Research highlights | Aug 1, 2015
Research Highlights: IISD-ELA Scientists Test Miniature Dissolved Oxygen Acoustic Transmitter
Many fish species require cold, well-oxygenated water to thrive. However, pollution or excess nutrients can result in oxygen concentrations too low to support fish and other organisms. Changes in oxygen concentrations are often hard to detect because aquatic ecosystems are inherently difficult, labour intensive and expensive to monitor using traditional methods. Researchers at McGill University, the University of Manitoba and Vemco have developed a miniature dissolved oxygen acoustic transmitter that can be externally attached to a fish (photo 1), allowing for continual monitoring and reporting of the water quality.

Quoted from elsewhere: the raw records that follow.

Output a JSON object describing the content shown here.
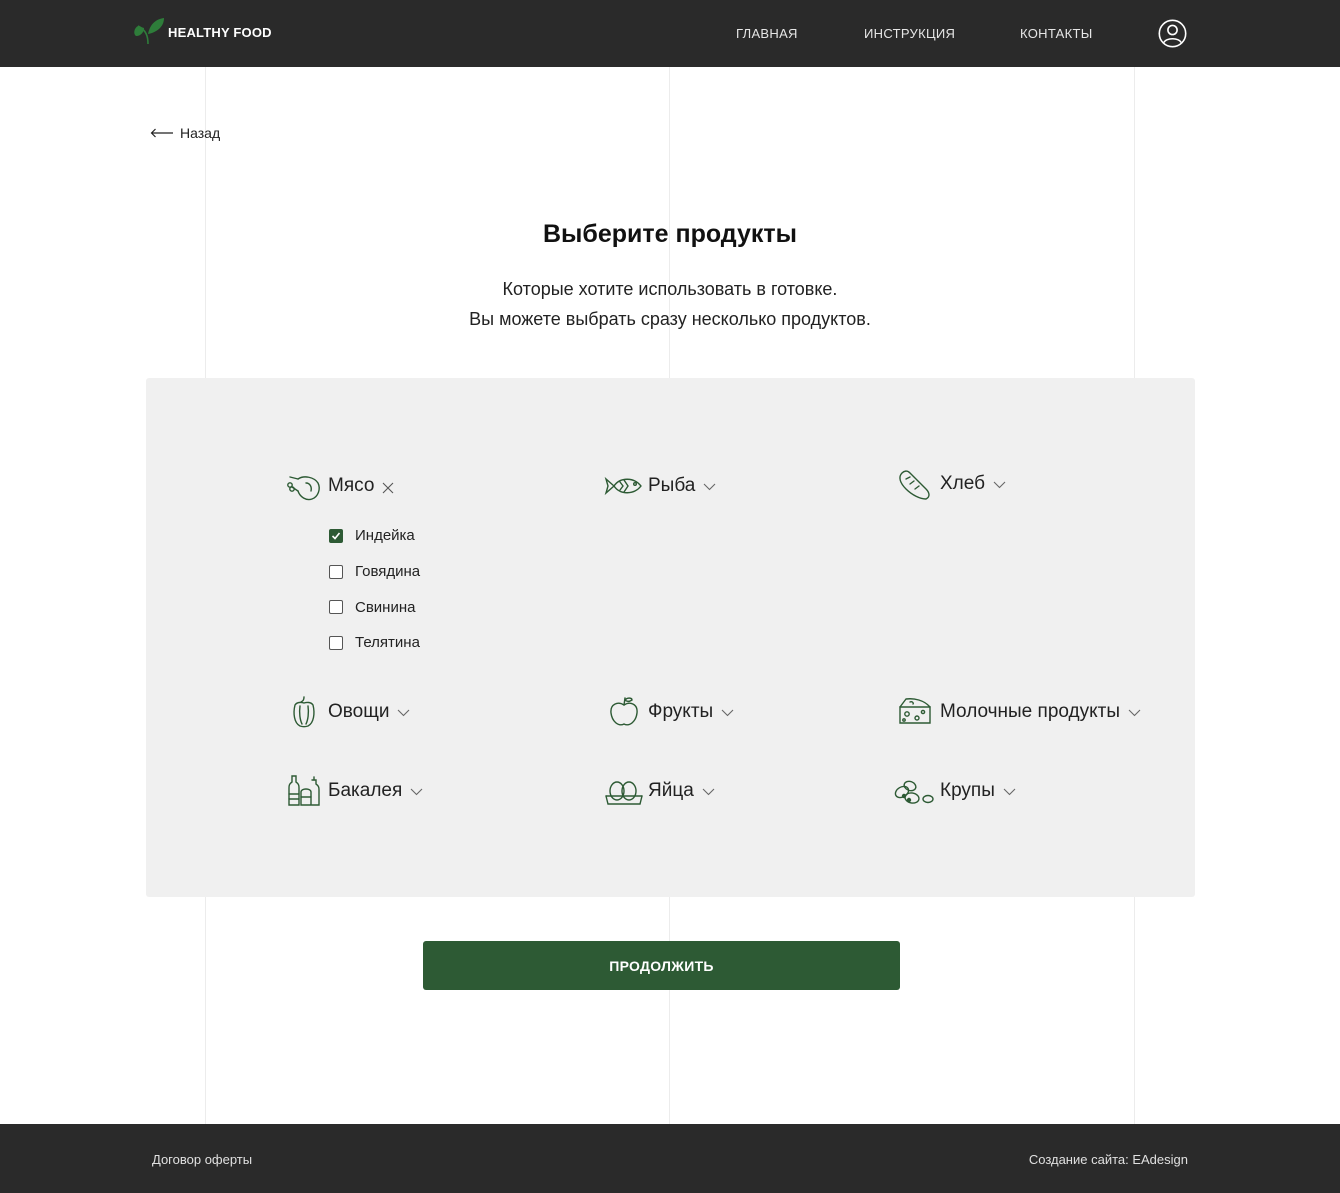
{
  "brand": {
    "name": "HEALTHY FOOD",
    "accent_color": "#2d5a34",
    "dark_color": "#2a2a2a",
    "panel_color": "#f0f0f0"
  },
  "nav": {
    "items": [
      {
        "label": "ГЛАВНАЯ"
      },
      {
        "label": "ИНСТРУКЦИЯ"
      },
      {
        "label": "КОНТАКТЫ"
      }
    ],
    "user_icon": "user-circle-icon"
  },
  "back": {
    "label": "Назад",
    "icon": "arrow-left-icon"
  },
  "title": "Выберите продукты",
  "subtitle": {
    "line1": "Которые хотите использовать в готовке.",
    "line2": "Вы можете выбрать сразу несколько продуктов."
  },
  "categories": [
    {
      "label": "Мясо",
      "icon": "drumstick-icon",
      "state": "expanded"
    },
    {
      "label": "Рыба",
      "icon": "fish-icon",
      "state": "collapsed"
    },
    {
      "label": "Хлеб",
      "icon": "bread-icon",
      "state": "collapsed"
    },
    {
      "label": "Овощи",
      "icon": "pepper-icon",
      "state": "collapsed"
    },
    {
      "label": "Фрукты",
      "icon": "apple-icon",
      "state": "collapsed"
    },
    {
      "label": "Молочные продукты",
      "icon": "cheese-icon",
      "state": "collapsed"
    },
    {
      "label": "Бакалея",
      "icon": "grocery-bottles-icon",
      "state": "collapsed"
    },
    {
      "label": "Яйца",
      "icon": "eggs-icon",
      "state": "collapsed"
    },
    {
      "label": "Крупы",
      "icon": "grains-icon",
      "state": "collapsed"
    }
  ],
  "meat_options": [
    {
      "label": "Индейка",
      "checked": true
    },
    {
      "label": "Говядина",
      "checked": false
    },
    {
      "label": "Свинина",
      "checked": false
    },
    {
      "label": "Телятина",
      "checked": false
    }
  ],
  "continue_label": "ПРОДОЛЖИТЬ",
  "footer": {
    "left": "Договор оферты",
    "right": "Создание сайта: EAdesign"
  }
}
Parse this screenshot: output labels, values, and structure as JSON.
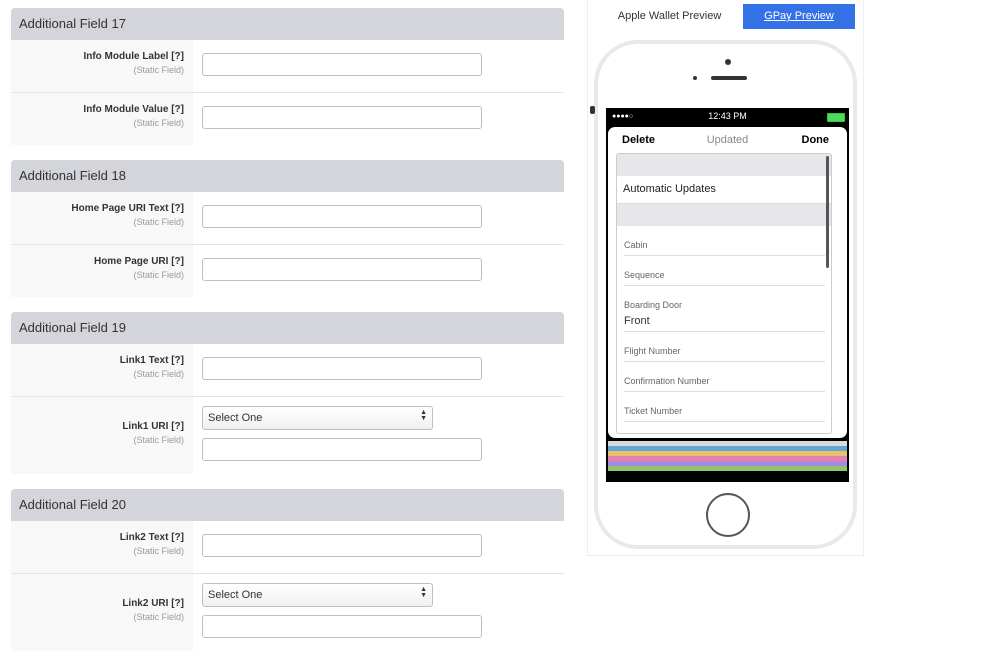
{
  "sections": [
    {
      "title": "Additional Field 17",
      "rows": [
        {
          "label": "Info Module Label",
          "help": "[?]",
          "sub": "(Static Field)",
          "type": "text"
        },
        {
          "label": "Info Module Value",
          "help": "[?]",
          "sub": "(Static Field)",
          "type": "text"
        }
      ]
    },
    {
      "title": "Additional Field 18",
      "rows": [
        {
          "label": "Home Page URI Text",
          "help": "[?]",
          "sub": "(Static Field)",
          "type": "text"
        },
        {
          "label": "Home Page URI",
          "help": "[?]",
          "sub": "(Static Field)",
          "type": "text"
        }
      ]
    },
    {
      "title": "Additional Field 19",
      "rows": [
        {
          "label": "Link1 Text",
          "help": "[?]",
          "sub": "(Static Field)",
          "type": "text"
        },
        {
          "label": "Link1 URI",
          "help": "[?]",
          "sub": "(Static Field)",
          "type": "select",
          "select": "Select One"
        }
      ]
    },
    {
      "title": "Additional Field 20",
      "rows": [
        {
          "label": "Link2 Text",
          "help": "[?]",
          "sub": "(Static Field)",
          "type": "text"
        },
        {
          "label": "Link2 URI",
          "help": "[?]",
          "sub": "(Static Field)",
          "type": "select",
          "select": "Select One"
        }
      ]
    }
  ],
  "preview": {
    "tabs": {
      "apple": "Apple Wallet Preview",
      "gpay": "GPay Preview"
    },
    "status": {
      "dots": "●●●●○",
      "time": "12:43 PM"
    },
    "card": {
      "delete": "Delete",
      "updated": "Updated",
      "done": "Done"
    },
    "automatic_updates": "Automatic Updates",
    "fields": [
      {
        "label": "Cabin",
        "value": ""
      },
      {
        "label": "Sequence",
        "value": ""
      },
      {
        "label": "Boarding Door",
        "value": "Front"
      },
      {
        "label": "Flight Number",
        "value": ""
      },
      {
        "label": "Confirmation Number",
        "value": ""
      },
      {
        "label": "Ticket Number",
        "value": ""
      }
    ],
    "stripe_colors": [
      "#d9d9d9",
      "#5fa8d3",
      "#e8c26b",
      "#e77fb0",
      "#a88be0",
      "#8ac76a"
    ]
  },
  "colors": {
    "accent": "#3471e6",
    "section_header": "#d4d5da"
  }
}
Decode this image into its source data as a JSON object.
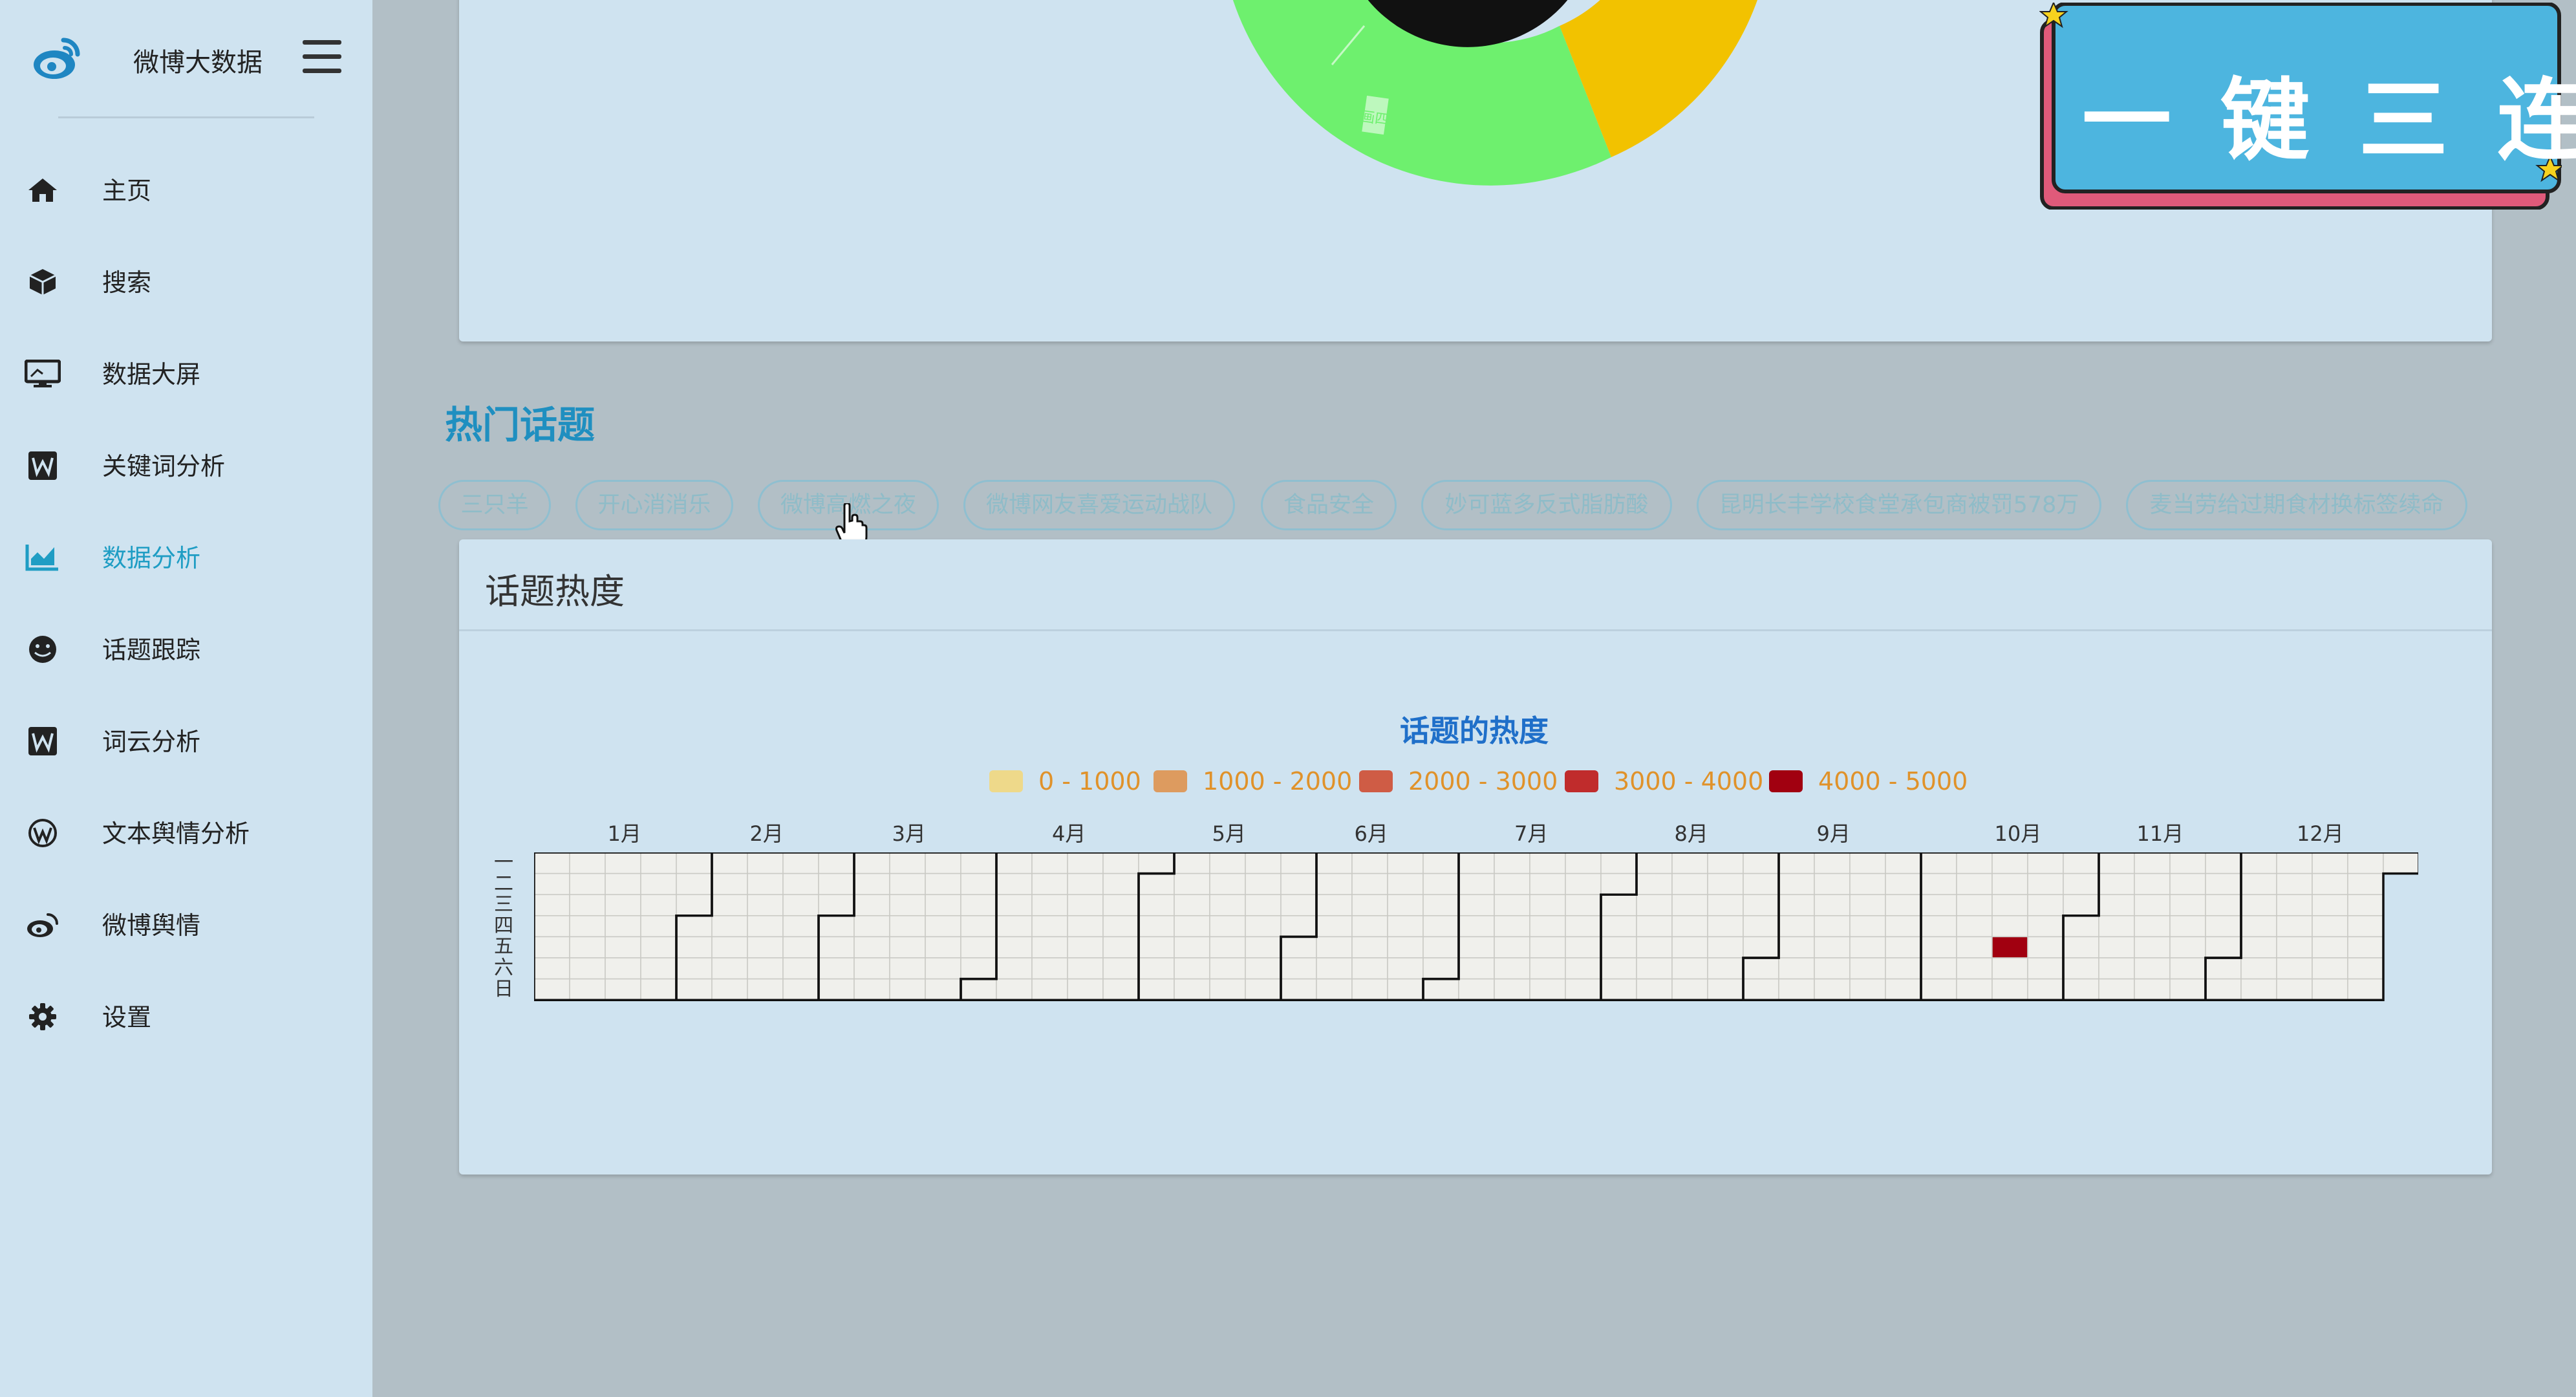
{
  "app": {
    "brand_name": "微博大数据"
  },
  "sidebar": {
    "items": [
      {
        "label": "主页",
        "icon": "home-icon",
        "active": false
      },
      {
        "label": "搜索",
        "icon": "cube-icon",
        "active": false
      },
      {
        "label": "数据大屏",
        "icon": "monitor-icon",
        "active": false
      },
      {
        "label": "关键词分析",
        "icon": "word-icon",
        "active": false
      },
      {
        "label": "数据分析",
        "icon": "chart-line-icon",
        "active": true
      },
      {
        "label": "话题跟踪",
        "icon": "smile-icon",
        "active": false
      },
      {
        "label": "词云分析",
        "icon": "word-icon",
        "active": false
      },
      {
        "label": "文本舆情分析",
        "icon": "wordpress-icon",
        "active": false
      },
      {
        "label": "微博舆情",
        "icon": "weibo-icon",
        "active": false
      },
      {
        "label": "设置",
        "icon": "gear-icon",
        "active": false
      }
    ]
  },
  "hot_topics": {
    "title": "热门话题",
    "chips": [
      "三只羊",
      "开心消消乐",
      "微博高燃之夜",
      "微博网友喜爱运动战队",
      "食品安全",
      "妙可蓝多反式脂肪酸",
      "昆明长丰学校食堂承包商被罚578万",
      "麦当劳给过期食材换标签续命"
    ]
  },
  "heat_card": {
    "title": "话题热度",
    "pie_segment_label": "画四"
  },
  "chart_data": {
    "type": "heatmap",
    "title": "话题的热度",
    "legend": [
      {
        "label": "0 - 1000",
        "color": "#eed98a"
      },
      {
        "label": "1000 - 2000",
        "color": "#dd9b5f"
      },
      {
        "label": "2000 - 3000",
        "color": "#cf5c45"
      },
      {
        "label": "3000 - 4000",
        "color": "#c02c2c"
      },
      {
        "label": "4000 - 5000",
        "color": "#a10010"
      }
    ],
    "months": [
      "1月",
      "2月",
      "3月",
      "4月",
      "5月",
      "6月",
      "7月",
      "8月",
      "9月",
      "10月",
      "11月",
      "12月"
    ],
    "weekdays": [
      "一",
      "二",
      "三",
      "四",
      "五",
      "六",
      "日"
    ],
    "weeks": 53,
    "cells": [
      {
        "week": 41,
        "day": 4,
        "value": 4500
      }
    ]
  },
  "overlay": {
    "text": "一键三连"
  },
  "colors": {
    "accent": "#1f9dc4",
    "pie_green": "#6ef06e",
    "pie_yellow": "#f2c200",
    "badge_blue": "#4db5df",
    "badge_pink": "#e05a7a"
  }
}
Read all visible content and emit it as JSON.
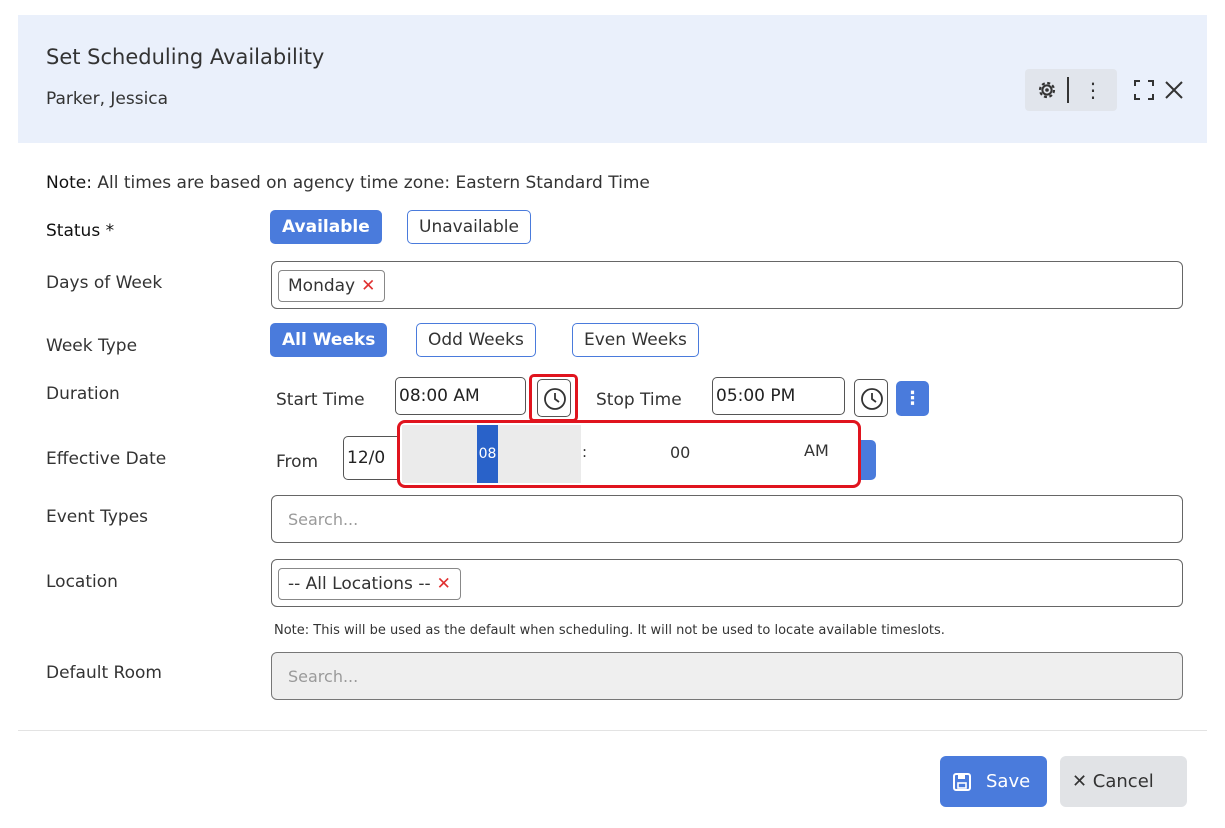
{
  "header": {
    "title": "Set Scheduling Availability",
    "subtitle": "Parker, Jessica",
    "menu_glyph": "⋮",
    "close_glyph": "✕"
  },
  "note_top": {
    "prefix": "Note:",
    "text": " All times are based on agency time zone: Eastern Standard Time"
  },
  "status": {
    "label": "Status *",
    "options": [
      "Available",
      "Unavailable"
    ],
    "selected": "Available"
  },
  "days_of_week": {
    "label": "Days of Week",
    "chips": [
      "Monday"
    ],
    "remove_glyph": "✕"
  },
  "week_type": {
    "label": "Week Type",
    "options": [
      "All Weeks",
      "Odd Weeks",
      "Even Weeks"
    ],
    "selected": "All Weeks"
  },
  "duration": {
    "label": "Duration",
    "start_label": "Start Time",
    "start_value": "08:00 AM",
    "stop_label": "Stop Time",
    "stop_value": "05:00 PM",
    "menu_glyph": "⋮"
  },
  "time_picker": {
    "hour": "08",
    "separator": ":",
    "minute": "00",
    "period": "AM"
  },
  "effective_date": {
    "label": "Effective Date",
    "from_label": "From",
    "from_value": "12/0"
  },
  "event_types": {
    "label": "Event Types",
    "placeholder": "Search..."
  },
  "location": {
    "label": "Location",
    "chips": [
      "-- All Locations --"
    ],
    "remove_glyph": "✕",
    "note": "Note: This will be used as the default when scheduling. It will not be used to locate available timeslots."
  },
  "default_room": {
    "label": "Default Room",
    "placeholder": "Search..."
  },
  "footer": {
    "save_label": "Save",
    "cancel_label": "✕  Cancel"
  },
  "colors": {
    "accent": "#4a7bdc",
    "header_bg": "#eaf0fb",
    "highlight": "#e0141e",
    "remove": "#e03131"
  },
  "icons": [
    "gear-icon",
    "kebab-menu-icon",
    "expand-icon",
    "close-icon",
    "clock-icon",
    "save-icon"
  ]
}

These prototype transmitters are currently being field-tested on lake whitefish (Coregonus clupeaformis) in Lake 658 at IISD-ELA. The transmitters contain sensors to measure depth, temperature and dissolved oxygen in a design capable of fitting in the palm of your hand (photo 2). All three sensors take measurements within a span of 250 milliseconds, allowing the per cent saturation of dissolved oxygen in the water to be calculated, a commonly used indicator of aquatic ecosystem health. The transmitter sensors take measurements approximately every ten minutes for seven months, providing a detailed assessment of oxygen concentrations encountered by lake whitefish in Lake 658.
An array of receivers suspended in the water of Lake 658 detects the acoustic signals (sound waves) sent out by the tags and stores the information. These data are then used to calculate three dimensional positions of tagged fish in the lake over time. The researchers have also surgically implanted other lake whitefish in Lake 658 with small transmitters that measure depth to ensure that the new prototype transmitters do not influence swimming ability. Collectively, the depth, temperature, oxygen and spatial position data will be used to assess the habitat preferences of lake whitefish, an important commercial and sport fish in Canada and the United States. Future research will focus on the development of new sensors to monitor other aspects of water quality, such as contaminants. For more information about the dissolved oxygen tags contact Vemco at [email protected].